SOURCE INFORMATION.
********************
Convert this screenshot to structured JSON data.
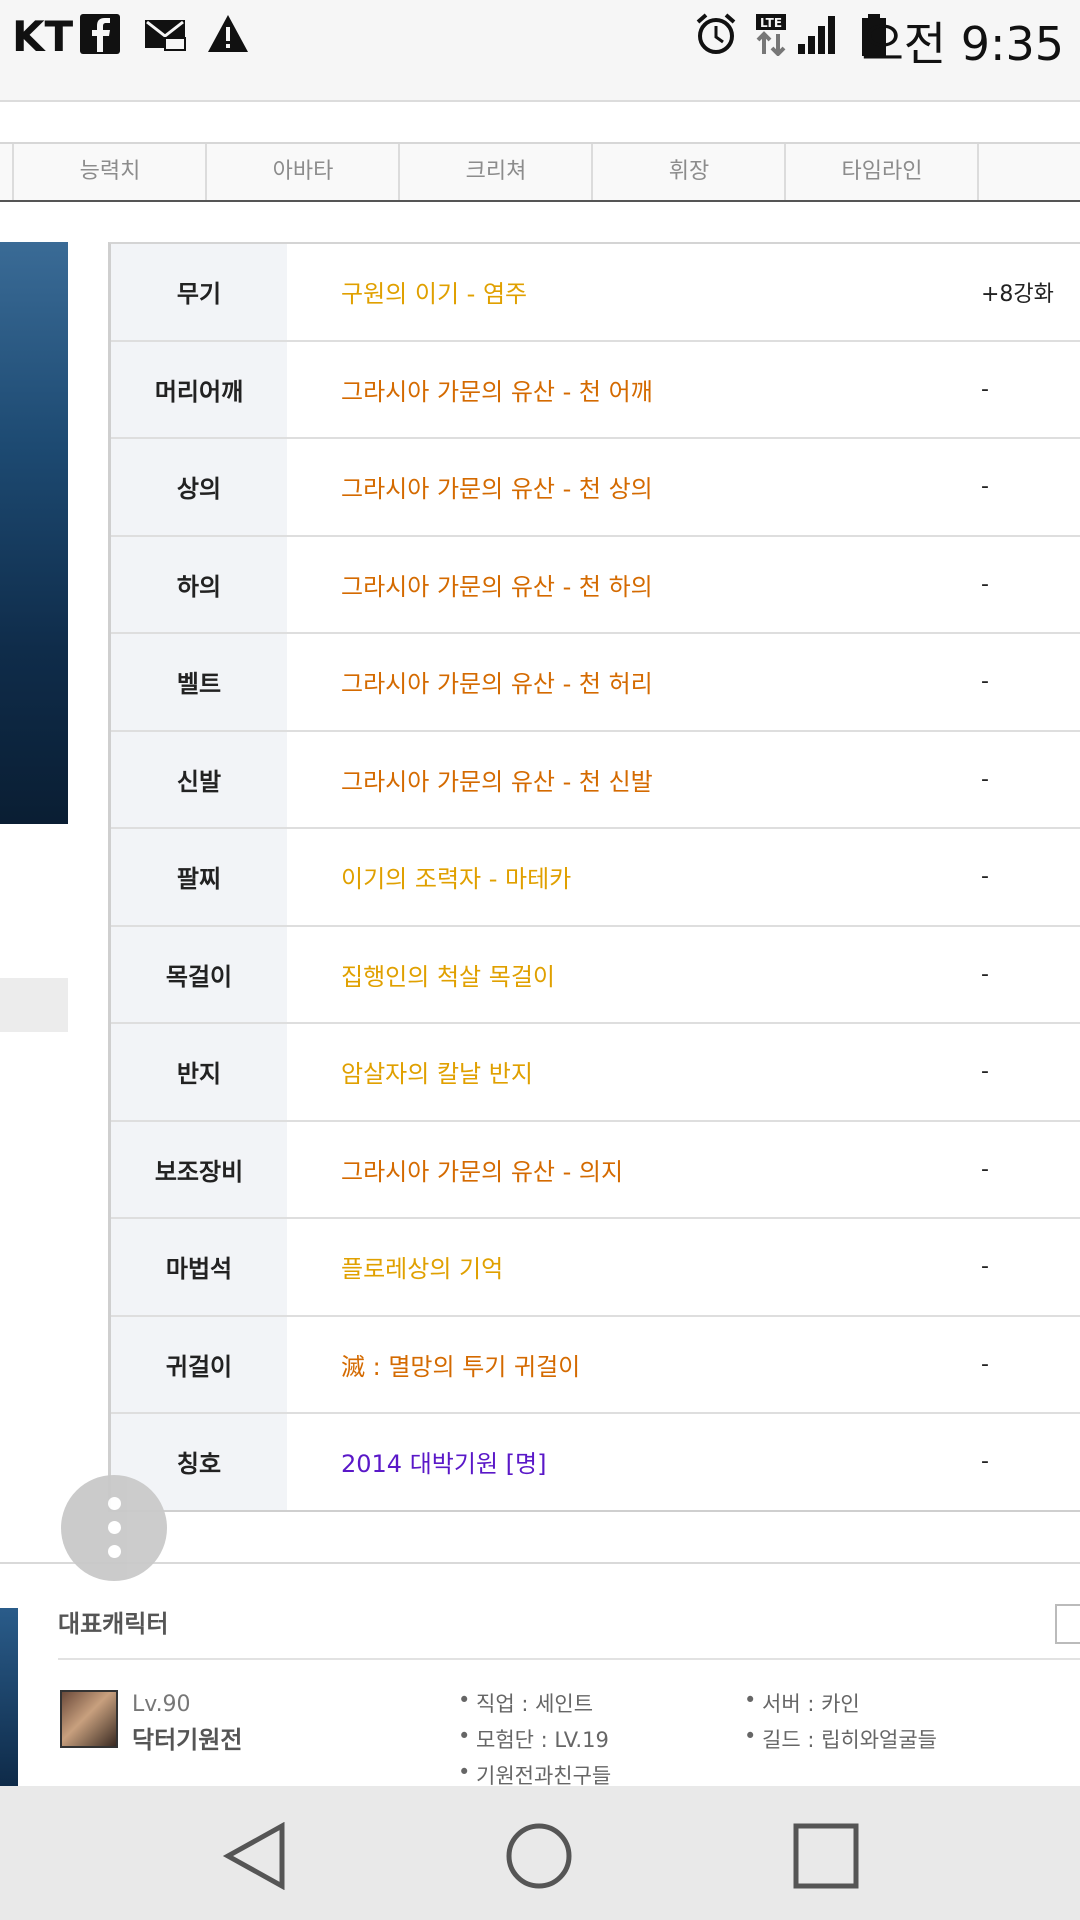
{
  "statusbar": {
    "carrier": "KT",
    "icons": [
      "facebook-icon",
      "mail-icon",
      "warning-icon",
      "alarm-icon",
      "lte-icon",
      "signal-icon",
      "battery-icon"
    ],
    "time": "오전 9:35"
  },
  "tabs": [
    "능력치",
    "아바타",
    "크리쳐",
    "휘장",
    "타임라인"
  ],
  "equipment": [
    {
      "slot": "무기",
      "item": "구원의 이기 - 염주",
      "enhance": "+8강화",
      "color": "#e0a000"
    },
    {
      "slot": "머리어깨",
      "item": "그라시아 가문의 유산 - 천 어깨",
      "enhance": "-",
      "color": "#d46a00"
    },
    {
      "slot": "상의",
      "item": "그라시아 가문의 유산 - 천 상의",
      "enhance": "-",
      "color": "#d46a00"
    },
    {
      "slot": "하의",
      "item": "그라시아 가문의 유산 - 천 하의",
      "enhance": "-",
      "color": "#d46a00"
    },
    {
      "slot": "벨트",
      "item": "그라시아 가문의 유산 - 천 허리",
      "enhance": "-",
      "color": "#d46a00"
    },
    {
      "slot": "신발",
      "item": "그라시아 가문의 유산 - 천 신발",
      "enhance": "-",
      "color": "#d46a00"
    },
    {
      "slot": "팔찌",
      "item": "이기의 조력자 - 마테카",
      "enhance": "-",
      "color": "#e0a000"
    },
    {
      "slot": "목걸이",
      "item": "집행인의 척살 목걸이",
      "enhance": "-",
      "color": "#e0a000"
    },
    {
      "slot": "반지",
      "item": "암살자의 칼날 반지",
      "enhance": "-",
      "color": "#e0a000"
    },
    {
      "slot": "보조장비",
      "item": "그라시아 가문의 유산 - 의지",
      "enhance": "-",
      "color": "#d46a00"
    },
    {
      "slot": "마법석",
      "item": "플로레상의 기억",
      "enhance": "-",
      "color": "#e0a000"
    },
    {
      "slot": "귀걸이",
      "item": "滅 : 멸망의 투기 귀걸이",
      "enhance": "-",
      "color": "#d46a00"
    },
    {
      "slot": "칭호",
      "item": "2014 대박기원 [명]",
      "enhance": "-",
      "color": "#5a18c8"
    }
  ],
  "representative": {
    "title": "대표캐릭터",
    "level": "Lv.90",
    "name": "닥터기원전",
    "job": "직업 : 세인트",
    "adventure": "모험단 : LV.19",
    "adventure_name": "기원전과친구들",
    "server": "서버 : 카인",
    "guild": "길드 : 립히와얼굴들"
  },
  "navbar": [
    "back-icon",
    "home-icon",
    "recents-icon"
  ]
}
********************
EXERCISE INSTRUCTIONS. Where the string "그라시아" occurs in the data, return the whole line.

OUTPUT.
      "item": "그라시아 가문의 유산 - 천 어깨",
      "item": "그라시아 가문의 유산 - 천 상의",
      "item": "그라시아 가문의 유산 - 천 하의",
      "item": "그라시아 가문의 유산 - 천 허리",
      "item": "그라시아 가문의 유산 - 천 신발",
      "item": "그라시아 가문의 유산 - 의지",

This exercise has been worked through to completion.